A new Senate bill aims to put age limits on social media


By Chris Morris


As concerns about the effects of social media on children’s mental health continue to grow, a bipartisan group of senators has introduced legislation that looks to put age limits on exactly who can log into Snapchat, Instagram, TikTok, and other sites.


The Protecting Kids on Social Media Act, introduced Wednesday, would require users to be at least 13 years old to use social media, with minors between the ages of 13 and 17 required to obtain parental consent.

If passed, the bill would force social media companies to be much more vigorous in their age verification efforts, requiring them to create a pilot project for a government-provided age verification system. It also would prohibit them from using any information obtained in that process for other purposes.

The bill would further prohibit those companies from using algorithms to recommend content to anyone under the age of 18.


“The growing evidence is clear: Social media is making kids more depressed and wreaking havoc on their mental health. While kids are suffering, social media companies are profiting. This needs to stop,” said Senator Brian Schatz (D-Hawaii), one of the bill’s cosponsors.

Senators Tom Cotton (R-Arkansas), Chris Murphy (D-Connecticut), and Katie Britt (R-Alabama) are additional cosponsors of the bill.

Should companies fail to enforce the rules of the bill, the FTC and state attorneys general would have jurisdiction in prosecuting offenders.


Several social media companies, including Instagram and Facebook, already require users to be at least 13 years old, but their enforcement techniques have been questionable. Others, such as TikTok, offer “curated” memberships for people under the age of 13, which they say offer additional safeguards.

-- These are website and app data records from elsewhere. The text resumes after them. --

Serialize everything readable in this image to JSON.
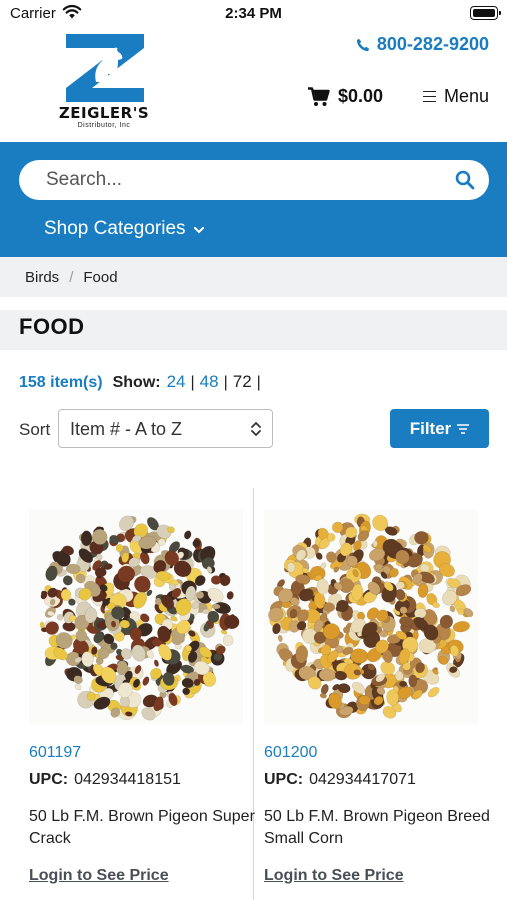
{
  "status_bar": {
    "carrier": "Carrier",
    "time": "2:34 PM"
  },
  "header": {
    "brand": {
      "name": "ZEIGLER'S",
      "subtitle": "Distributor, Inc"
    },
    "phone": "800-282-9200",
    "cart_total": "$0.00",
    "menu_label": "Menu"
  },
  "search": {
    "placeholder": "Search..."
  },
  "nav": {
    "shop_categories": "Shop Categories"
  },
  "breadcrumb": [
    "Birds",
    "Food"
  ],
  "page_title": "FOOD",
  "results": {
    "item_count": "158 item(s)",
    "show_label": "Show:",
    "show_options": [
      "24",
      "48",
      "72"
    ]
  },
  "sort": {
    "label": "Sort",
    "value": "Item # - A to Z"
  },
  "filter": {
    "label": "Filter"
  },
  "products": [
    {
      "sku": "601197",
      "upc_label": "UPC:",
      "upc": "042934418151",
      "name": "50 Lb F.M. Brown Pigeon Super Crack",
      "price_link": "Login to See Price"
    },
    {
      "sku": "601200",
      "upc_label": "UPC:",
      "upc": "042934417071",
      "name": "50 Lb F.M. Brown Pigeon Breed Small Corn",
      "price_link": "Login to See Price"
    }
  ],
  "colors": {
    "brand_blue": "#1a7dc1",
    "band_gray": "#f0f1f3"
  }
}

That has been of little comfort to Congress. Last month, Democrats and Republicans put aside their differences to grill the CEO of TikTok over concerns about user privacy and China’s influence on the app.

“You have unified Republicans and Democrats and if only for a day; we’re actually unified because we have serious concerns,” Rep. August Pfluger (R -Texas) told CEO Shou Zi Chew.


The federal action comes on the heels of moves by state laws in Utah and Arkansas that require anyone under the age of 18 to obtain parental consent before they join social media platforms. (Utah’s bill also sets a curfew for younger users and gives guardians access to their child’s account.)

Last Friday, meanwhile, lawmakers in Montana passed a bill that banned TikTok from the state entirely on personal devices, with potential penalties for the company of up to $10,000 per day. That bill, if signed by the governor, would take effect in January, assuming legal challenges don’t delay that.

“The alarm bells about social media’s devastating impact on kids have been sounding for a long time, and yet time and time again, these companies have proven they care more about profit than preventing the well-documented harm they cause,” said Senator Murphy. “In particular, these algorithms are sending many down dangerous online rabbit holes, with little chance for parents to know what their kids are seeing online. None of this is out of Congress’s control, and this bipartisan legislation would take important steps to protect kids and hold social media companies accountable.”

A new Senate bill aims to put age limits on social media

The call to regulate social media companies has moved beyond the Capitol in Washington. Earlier this year, Surgeon General Vivek H. Murphy said the age of 13 is “too early” for kids to join social media, saying, “It’s a time where it’s really important for us to be thoughtful about what’s going into how they think about their own self-worth and their relationships and the skewed and often distorted environment of social media often does a disservice to many of those children.”

Other studies in medical journals have linked social media to anxiety and depression in teenagers, as well. 

Fast Company